_What you need to do_
Scan the records for the string "true" and copy every line that holds it.
-------------------------
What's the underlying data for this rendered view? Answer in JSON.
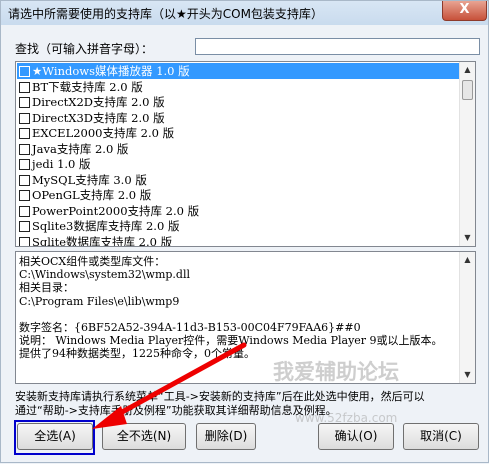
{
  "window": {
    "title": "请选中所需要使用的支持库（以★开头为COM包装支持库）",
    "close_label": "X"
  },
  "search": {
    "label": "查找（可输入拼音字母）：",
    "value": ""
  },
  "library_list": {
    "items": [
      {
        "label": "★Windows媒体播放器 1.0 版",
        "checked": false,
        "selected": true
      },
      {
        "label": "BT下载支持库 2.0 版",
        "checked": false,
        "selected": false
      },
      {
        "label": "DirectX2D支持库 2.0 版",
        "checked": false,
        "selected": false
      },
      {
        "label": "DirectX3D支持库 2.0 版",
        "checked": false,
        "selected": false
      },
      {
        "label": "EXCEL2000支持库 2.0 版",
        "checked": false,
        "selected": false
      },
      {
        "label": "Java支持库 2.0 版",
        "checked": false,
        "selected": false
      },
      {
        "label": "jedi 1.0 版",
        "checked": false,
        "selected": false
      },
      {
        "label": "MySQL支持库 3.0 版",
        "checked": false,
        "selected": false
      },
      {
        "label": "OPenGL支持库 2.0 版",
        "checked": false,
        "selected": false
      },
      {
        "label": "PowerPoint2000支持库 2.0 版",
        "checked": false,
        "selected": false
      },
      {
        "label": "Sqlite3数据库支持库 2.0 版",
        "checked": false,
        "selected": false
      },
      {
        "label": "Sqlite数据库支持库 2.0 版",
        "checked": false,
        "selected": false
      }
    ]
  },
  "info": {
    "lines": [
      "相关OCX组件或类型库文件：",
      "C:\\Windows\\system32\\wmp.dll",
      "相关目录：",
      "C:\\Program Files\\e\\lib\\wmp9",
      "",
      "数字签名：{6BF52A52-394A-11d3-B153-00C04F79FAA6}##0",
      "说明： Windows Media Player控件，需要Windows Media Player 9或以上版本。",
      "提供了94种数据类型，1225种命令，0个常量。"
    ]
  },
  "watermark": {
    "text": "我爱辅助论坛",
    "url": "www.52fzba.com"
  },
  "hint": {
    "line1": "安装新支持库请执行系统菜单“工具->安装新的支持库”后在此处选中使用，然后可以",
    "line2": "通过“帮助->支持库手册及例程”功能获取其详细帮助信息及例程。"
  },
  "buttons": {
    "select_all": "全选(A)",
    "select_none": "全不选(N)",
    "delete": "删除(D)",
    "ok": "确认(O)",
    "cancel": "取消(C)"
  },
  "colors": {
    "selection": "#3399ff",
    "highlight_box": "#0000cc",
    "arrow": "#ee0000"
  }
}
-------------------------
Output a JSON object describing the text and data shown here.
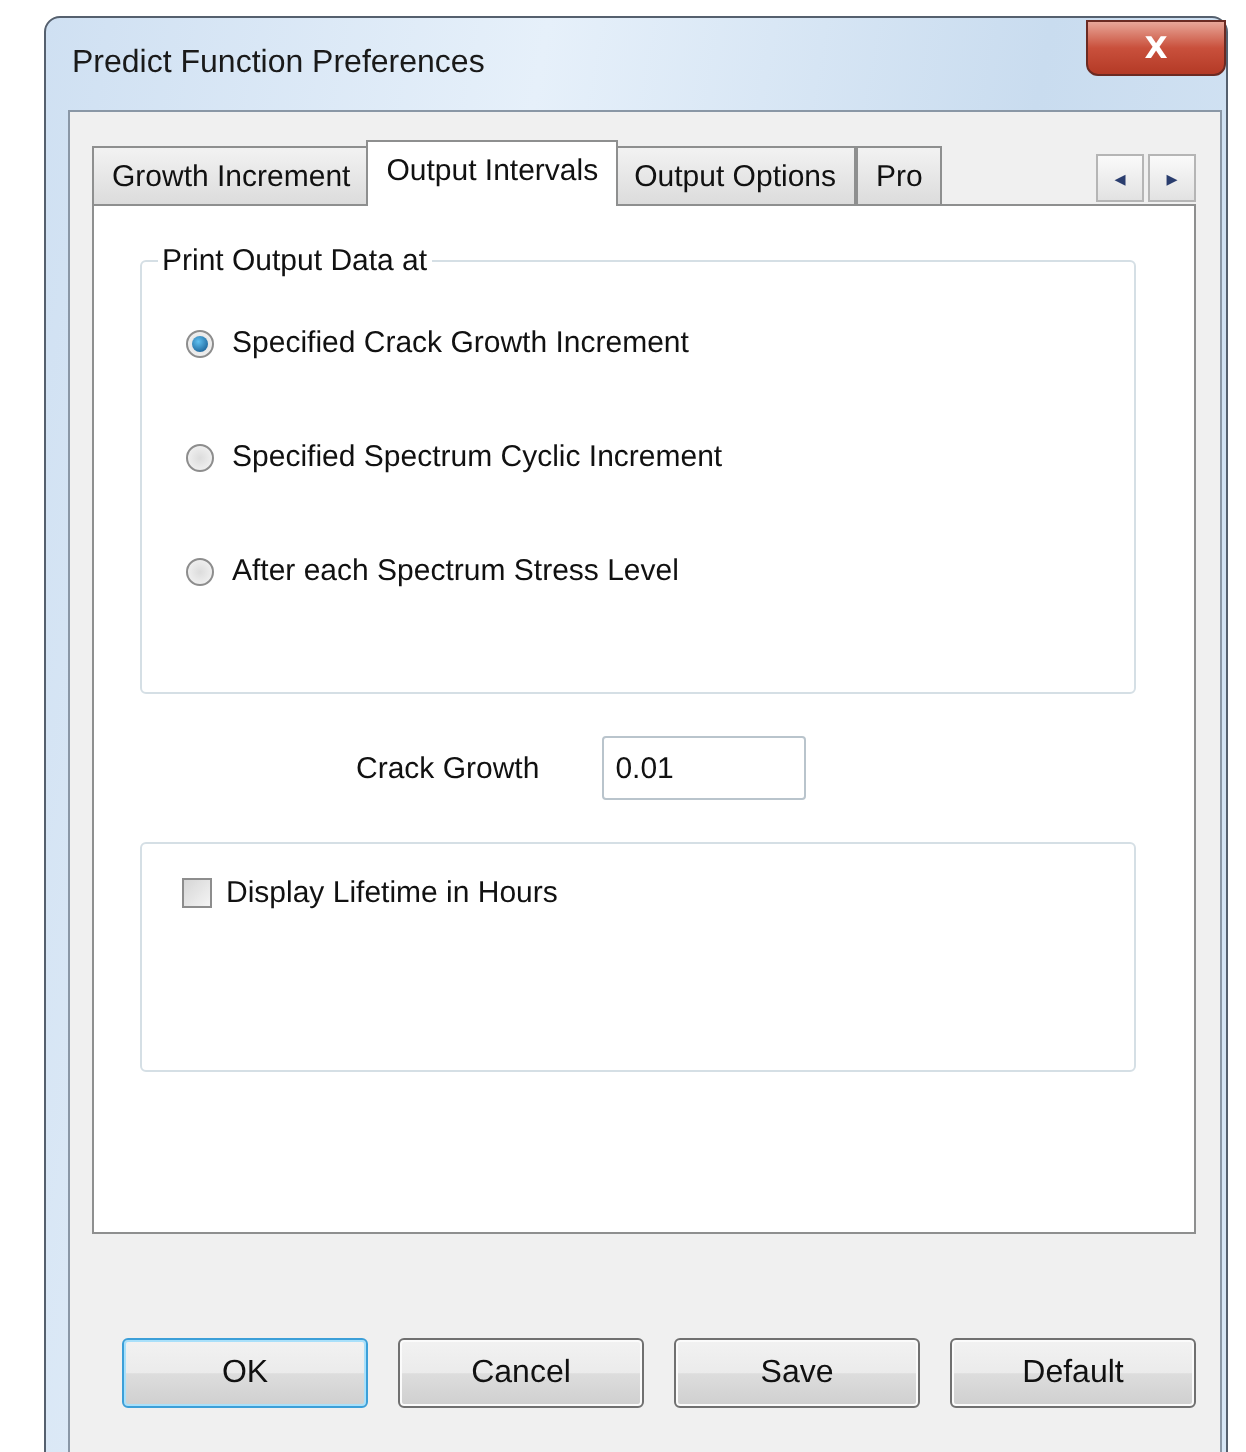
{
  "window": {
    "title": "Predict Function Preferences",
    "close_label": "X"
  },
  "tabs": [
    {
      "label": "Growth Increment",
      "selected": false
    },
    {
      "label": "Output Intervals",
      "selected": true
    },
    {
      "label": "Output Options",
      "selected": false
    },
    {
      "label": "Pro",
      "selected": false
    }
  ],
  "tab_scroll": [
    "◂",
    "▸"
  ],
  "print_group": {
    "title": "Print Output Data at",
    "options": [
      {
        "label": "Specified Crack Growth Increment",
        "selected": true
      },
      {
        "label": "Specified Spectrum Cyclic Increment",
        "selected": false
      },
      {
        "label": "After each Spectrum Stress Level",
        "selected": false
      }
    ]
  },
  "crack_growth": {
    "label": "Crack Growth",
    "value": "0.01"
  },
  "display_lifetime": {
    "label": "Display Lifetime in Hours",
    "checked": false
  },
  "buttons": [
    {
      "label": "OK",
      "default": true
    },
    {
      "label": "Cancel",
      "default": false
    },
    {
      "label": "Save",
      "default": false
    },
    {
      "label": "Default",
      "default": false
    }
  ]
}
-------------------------
_Response_
        "selected": true
      "selected": true
        "selected": true
      "default": true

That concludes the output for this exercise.